* _Activity_
After reading the data below, copy out every line that contains the word "initial".

::: Dataset

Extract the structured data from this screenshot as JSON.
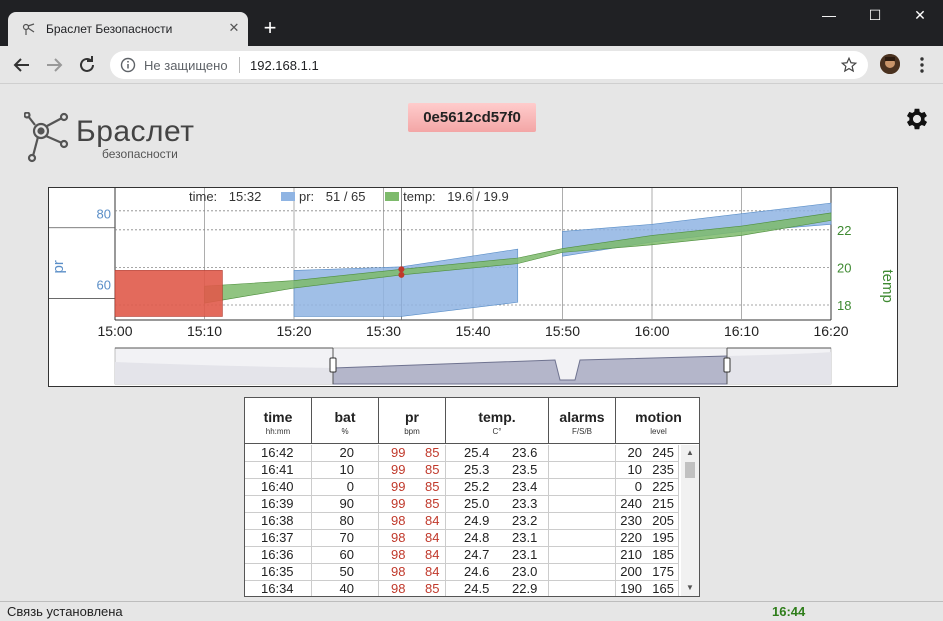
{
  "browser": {
    "tab_title": "Браслет Безопасности",
    "tab_close": "✕",
    "new_tab": "+",
    "security_label": "Не защищено",
    "url": "192.168.1.1",
    "window_controls": {
      "minimize": "—",
      "maximize": "☐",
      "close": "✕"
    }
  },
  "header": {
    "logo_title": "Браслет",
    "logo_subtitle": "безопасности",
    "device_id": "0e5612cd57f0"
  },
  "chart": {
    "legend": {
      "time_label": "time:",
      "time_value": "15:32",
      "pr_label": "pr:",
      "pr_value": "51 / 65",
      "temp_label": "temp:",
      "temp_value": "19.6 / 19.9"
    },
    "left_axis_title": "pr",
    "right_axis_title": "temp",
    "colors": {
      "pr": "#8fb4e3",
      "pr_alarm": "#e05a4a",
      "temp": "#7dba6b",
      "left_axis_text": "#5a8ec7",
      "right_axis_text": "#3f8a32"
    }
  },
  "chart_data": {
    "type": "area",
    "x_ticks": [
      "15:00",
      "15:10",
      "15:20",
      "15:30",
      "15:40",
      "15:50",
      "16:00",
      "16:10",
      "16:20"
    ],
    "cursor_time": "15:32",
    "left_axis": {
      "label": "pr",
      "ticks": [
        60,
        80
      ],
      "range": [
        50,
        85
      ]
    },
    "right_axis": {
      "label": "temp",
      "ticks": [
        18,
        20,
        22
      ],
      "range": [
        17.2,
        23.8
      ]
    },
    "series": [
      {
        "name": "pr",
        "band": true,
        "points": [
          {
            "t": "15:00",
            "min": 60,
            "max": 62
          },
          {
            "t": "15:10",
            "min": 60,
            "max": 62
          },
          {
            "t": "15:20",
            "min": 51,
            "max": 64
          },
          {
            "t": "15:32",
            "min": 51,
            "max": 65
          },
          {
            "t": "15:45",
            "min": 55,
            "max": 70
          },
          {
            "t": "15:50",
            "min": 68,
            "max": 75
          },
          {
            "t": "16:00",
            "min": 72,
            "max": 77
          },
          {
            "t": "16:10",
            "min": 75,
            "max": 80
          },
          {
            "t": "16:20",
            "min": 77,
            "max": 83
          }
        ]
      },
      {
        "name": "temp",
        "band": true,
        "points": [
          {
            "t": "15:10",
            "min": 18.1,
            "max": 19.0
          },
          {
            "t": "15:20",
            "min": 18.9,
            "max": 19.3
          },
          {
            "t": "15:32",
            "min": 19.6,
            "max": 19.9
          },
          {
            "t": "15:45",
            "min": 20.2,
            "max": 20.5
          },
          {
            "t": "15:50",
            "min": 20.8,
            "max": 21.0
          },
          {
            "t": "16:00",
            "min": 21.2,
            "max": 21.7
          },
          {
            "t": "16:10",
            "min": 21.7,
            "max": 22.2
          },
          {
            "t": "16:20",
            "min": 22.5,
            "max": 22.9
          }
        ]
      }
    ],
    "alarm_range": [
      "15:00",
      "15:12"
    ],
    "grid": true
  },
  "table": {
    "columns": [
      {
        "name": "time",
        "unit": "hh:mm"
      },
      {
        "name": "bat",
        "unit": "%"
      },
      {
        "name": "pr",
        "unit": "bpm"
      },
      {
        "name": "temp.",
        "unit": "C°"
      },
      {
        "name": "alarms",
        "unit": "F/S/B"
      },
      {
        "name": "motion",
        "unit": "level"
      }
    ],
    "rows": [
      {
        "time": "16:42",
        "bat": "20",
        "pr1": "99",
        "pr2": "85",
        "t1": "25.4",
        "t2": "23.6",
        "alarms": "",
        "m1": "20",
        "m2": "245"
      },
      {
        "time": "16:41",
        "bat": "10",
        "pr1": "99",
        "pr2": "85",
        "t1": "25.3",
        "t2": "23.5",
        "alarms": "",
        "m1": "10",
        "m2": "235"
      },
      {
        "time": "16:40",
        "bat": "0",
        "pr1": "99",
        "pr2": "85",
        "t1": "25.2",
        "t2": "23.4",
        "alarms": "",
        "m1": "0",
        "m2": "225"
      },
      {
        "time": "16:39",
        "bat": "90",
        "pr1": "99",
        "pr2": "85",
        "t1": "25.0",
        "t2": "23.3",
        "alarms": "",
        "m1": "240",
        "m2": "215"
      },
      {
        "time": "16:38",
        "bat": "80",
        "pr1": "98",
        "pr2": "84",
        "t1": "24.9",
        "t2": "23.2",
        "alarms": "",
        "m1": "230",
        "m2": "205"
      },
      {
        "time": "16:37",
        "bat": "70",
        "pr1": "98",
        "pr2": "84",
        "t1": "24.8",
        "t2": "23.1",
        "alarms": "",
        "m1": "220",
        "m2": "195"
      },
      {
        "time": "16:36",
        "bat": "60",
        "pr1": "98",
        "pr2": "84",
        "t1": "24.7",
        "t2": "23.1",
        "alarms": "",
        "m1": "210",
        "m2": "185"
      },
      {
        "time": "16:35",
        "bat": "50",
        "pr1": "98",
        "pr2": "84",
        "t1": "24.6",
        "t2": "23.0",
        "alarms": "",
        "m1": "200",
        "m2": "175"
      },
      {
        "time": "16:34",
        "bat": "40",
        "pr1": "98",
        "pr2": "85",
        "t1": "24.5",
        "t2": "22.9",
        "alarms": "",
        "m1": "190",
        "m2": "165"
      }
    ]
  },
  "status": {
    "connection": "Связь установлена",
    "time": "16:44"
  }
}
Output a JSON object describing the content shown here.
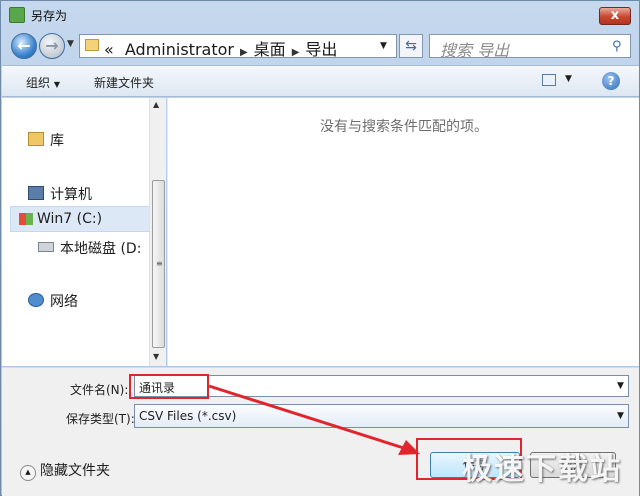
{
  "window": {
    "title": "另存为",
    "close_label": "x"
  },
  "address_bar": {
    "chevron": "«",
    "path": [
      "Administrator",
      "桌面",
      "导出"
    ]
  },
  "search": {
    "placeholder": "搜索 导出"
  },
  "toolbar": {
    "organize_label": "组织",
    "new_folder_label": "新建文件夹"
  },
  "nav": {
    "library": "库",
    "computer": "计算机",
    "drive_c": "Win7 (C:)",
    "drive_d": "本地磁盘 (D:",
    "network": "网络"
  },
  "content": {
    "empty_message": "没有与搜索条件匹配的项。"
  },
  "form": {
    "filename_label": "文件名(N):",
    "filename_value": "通讯录",
    "filetype_label": "保存类型(T):",
    "filetype_value": "CSV Files (*.csv)"
  },
  "footer": {
    "hide_folders_label": "隐藏文件夹",
    "save_label": "保存",
    "cancel_label": "取消"
  },
  "watermark": "极速下载站",
  "colors": {
    "annotation": "#e0262c",
    "accent": "#3c7fb1"
  }
}
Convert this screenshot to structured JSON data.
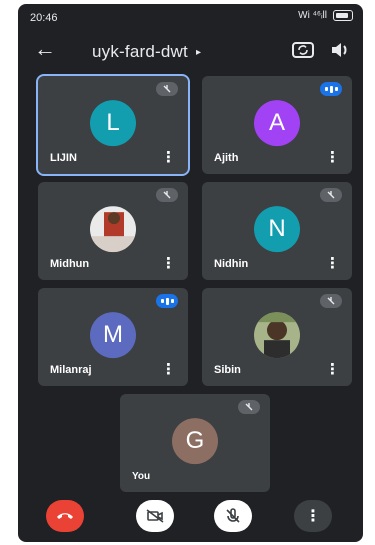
{
  "status_bar": {
    "time": "20:46",
    "right_text": "Wi ⁴⁶ᵢll"
  },
  "appbar": {
    "meeting_code": "uyk-fard-dwt",
    "tri": "▸"
  },
  "tiles": [
    {
      "name": "LIJIN",
      "initial": "L",
      "color": "#129eaf",
      "status": "muted"
    },
    {
      "name": "Ajith",
      "initial": "A",
      "color": "#a142f4",
      "status": "speaking"
    },
    {
      "name": "Midhun",
      "initial": "",
      "color": "",
      "status": "muted"
    },
    {
      "name": "Nidhin",
      "initial": "N",
      "color": "#129eaf",
      "status": "muted"
    },
    {
      "name": "Milanraj",
      "initial": "M",
      "color": "#5c6bc0",
      "status": "speaking"
    },
    {
      "name": "Sibin",
      "initial": "",
      "color": "",
      "status": "muted"
    },
    {
      "name": "You",
      "initial": "G",
      "color": "#8d6e63",
      "status": "muted"
    }
  ],
  "more_glyph": "⋮",
  "controls": {
    "overflow_glyph": "⋮"
  },
  "icons": {
    "back": "arrow-left-icon",
    "swap": "switch-camera-icon",
    "speaker": "speaker-icon",
    "mute": "mic-off-icon",
    "speaking": "audio-bars-icon",
    "end": "end-call-icon",
    "camera_off": "camera-off-icon",
    "mic_off": "mic-off-icon"
  },
  "colors": {
    "background": "#202124",
    "tile": "#3c4043",
    "accent": "#8ab4f8",
    "end_call": "#ea4335"
  }
}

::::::

* _Response box_
      "initial": "L",
      "initial": "A",
      "initial": "",
      "initial": "N",
      "initial": "M",
      "initial": "",
      "initial": "G",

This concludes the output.